** Opening Exercise inputs block **

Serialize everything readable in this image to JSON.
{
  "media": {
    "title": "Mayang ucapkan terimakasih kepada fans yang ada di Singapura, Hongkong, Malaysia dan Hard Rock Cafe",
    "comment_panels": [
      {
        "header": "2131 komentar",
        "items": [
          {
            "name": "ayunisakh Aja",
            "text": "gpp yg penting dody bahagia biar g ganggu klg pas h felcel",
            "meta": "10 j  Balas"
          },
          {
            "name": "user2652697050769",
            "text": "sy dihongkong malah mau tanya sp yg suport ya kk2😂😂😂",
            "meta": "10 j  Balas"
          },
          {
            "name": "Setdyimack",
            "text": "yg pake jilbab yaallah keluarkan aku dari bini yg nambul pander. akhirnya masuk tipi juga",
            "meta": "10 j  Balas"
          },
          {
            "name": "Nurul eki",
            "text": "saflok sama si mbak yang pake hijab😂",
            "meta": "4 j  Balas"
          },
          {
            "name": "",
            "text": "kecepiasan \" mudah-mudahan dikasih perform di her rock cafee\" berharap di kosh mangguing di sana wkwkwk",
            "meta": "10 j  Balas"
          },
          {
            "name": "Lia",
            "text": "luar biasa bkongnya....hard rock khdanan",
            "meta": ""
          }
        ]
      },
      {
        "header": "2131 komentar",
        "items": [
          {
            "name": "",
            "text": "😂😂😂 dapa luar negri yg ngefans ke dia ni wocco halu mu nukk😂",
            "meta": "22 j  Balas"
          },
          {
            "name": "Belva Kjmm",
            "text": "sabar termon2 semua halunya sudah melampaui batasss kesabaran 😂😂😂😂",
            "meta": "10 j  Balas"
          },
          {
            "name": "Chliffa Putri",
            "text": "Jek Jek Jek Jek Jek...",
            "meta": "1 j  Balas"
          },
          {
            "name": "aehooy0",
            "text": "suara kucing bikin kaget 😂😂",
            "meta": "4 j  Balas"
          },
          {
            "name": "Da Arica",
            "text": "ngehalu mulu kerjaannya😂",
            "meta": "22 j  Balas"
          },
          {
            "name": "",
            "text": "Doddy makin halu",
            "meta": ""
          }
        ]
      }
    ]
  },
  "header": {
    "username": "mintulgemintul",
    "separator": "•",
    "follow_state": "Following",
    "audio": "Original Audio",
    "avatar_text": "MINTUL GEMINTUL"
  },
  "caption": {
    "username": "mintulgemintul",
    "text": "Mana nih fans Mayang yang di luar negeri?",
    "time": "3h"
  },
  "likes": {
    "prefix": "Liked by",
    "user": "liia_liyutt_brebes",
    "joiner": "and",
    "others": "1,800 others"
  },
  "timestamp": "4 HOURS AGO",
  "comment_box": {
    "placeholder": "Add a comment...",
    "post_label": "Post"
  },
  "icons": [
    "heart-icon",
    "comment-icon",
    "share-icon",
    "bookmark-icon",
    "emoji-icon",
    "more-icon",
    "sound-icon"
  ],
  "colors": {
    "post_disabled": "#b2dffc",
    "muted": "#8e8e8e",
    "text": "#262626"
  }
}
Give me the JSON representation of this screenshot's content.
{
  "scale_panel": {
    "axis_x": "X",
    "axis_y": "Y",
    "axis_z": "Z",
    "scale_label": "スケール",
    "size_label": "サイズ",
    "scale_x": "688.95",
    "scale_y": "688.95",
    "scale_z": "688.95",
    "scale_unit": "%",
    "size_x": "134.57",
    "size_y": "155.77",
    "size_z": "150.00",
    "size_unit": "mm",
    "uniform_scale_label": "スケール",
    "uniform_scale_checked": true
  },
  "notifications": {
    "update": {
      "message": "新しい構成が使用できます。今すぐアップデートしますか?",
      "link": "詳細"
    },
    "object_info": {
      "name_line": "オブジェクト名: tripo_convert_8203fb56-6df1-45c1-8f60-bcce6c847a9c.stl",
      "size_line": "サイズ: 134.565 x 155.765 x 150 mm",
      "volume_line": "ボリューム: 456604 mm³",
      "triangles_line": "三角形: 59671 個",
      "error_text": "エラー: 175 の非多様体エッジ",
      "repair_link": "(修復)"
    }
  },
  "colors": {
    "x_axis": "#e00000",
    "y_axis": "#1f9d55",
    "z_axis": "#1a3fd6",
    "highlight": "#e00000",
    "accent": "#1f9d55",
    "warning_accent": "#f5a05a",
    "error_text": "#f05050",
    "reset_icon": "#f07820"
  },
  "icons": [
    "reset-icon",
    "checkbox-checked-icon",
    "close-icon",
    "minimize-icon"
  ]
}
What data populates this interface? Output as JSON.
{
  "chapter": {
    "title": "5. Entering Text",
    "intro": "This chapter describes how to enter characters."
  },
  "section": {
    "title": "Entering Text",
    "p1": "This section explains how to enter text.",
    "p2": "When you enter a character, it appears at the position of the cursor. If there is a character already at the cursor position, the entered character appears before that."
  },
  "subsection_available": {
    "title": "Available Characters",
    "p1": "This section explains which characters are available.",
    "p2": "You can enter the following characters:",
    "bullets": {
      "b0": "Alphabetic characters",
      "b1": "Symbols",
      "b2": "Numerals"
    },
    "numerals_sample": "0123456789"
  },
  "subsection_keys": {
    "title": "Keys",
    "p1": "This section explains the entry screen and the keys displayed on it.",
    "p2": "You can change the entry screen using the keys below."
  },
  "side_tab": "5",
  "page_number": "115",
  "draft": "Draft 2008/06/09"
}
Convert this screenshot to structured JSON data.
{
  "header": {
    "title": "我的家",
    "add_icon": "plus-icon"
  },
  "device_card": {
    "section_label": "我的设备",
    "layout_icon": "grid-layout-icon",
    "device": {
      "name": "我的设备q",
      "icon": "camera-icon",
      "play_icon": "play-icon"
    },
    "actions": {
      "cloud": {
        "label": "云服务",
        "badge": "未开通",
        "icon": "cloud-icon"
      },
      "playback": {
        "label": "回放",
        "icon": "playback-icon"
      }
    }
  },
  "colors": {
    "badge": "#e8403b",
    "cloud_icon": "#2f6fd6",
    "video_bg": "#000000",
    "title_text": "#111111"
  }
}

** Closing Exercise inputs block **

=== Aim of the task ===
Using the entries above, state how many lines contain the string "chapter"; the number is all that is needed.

=== Exercise output ===
2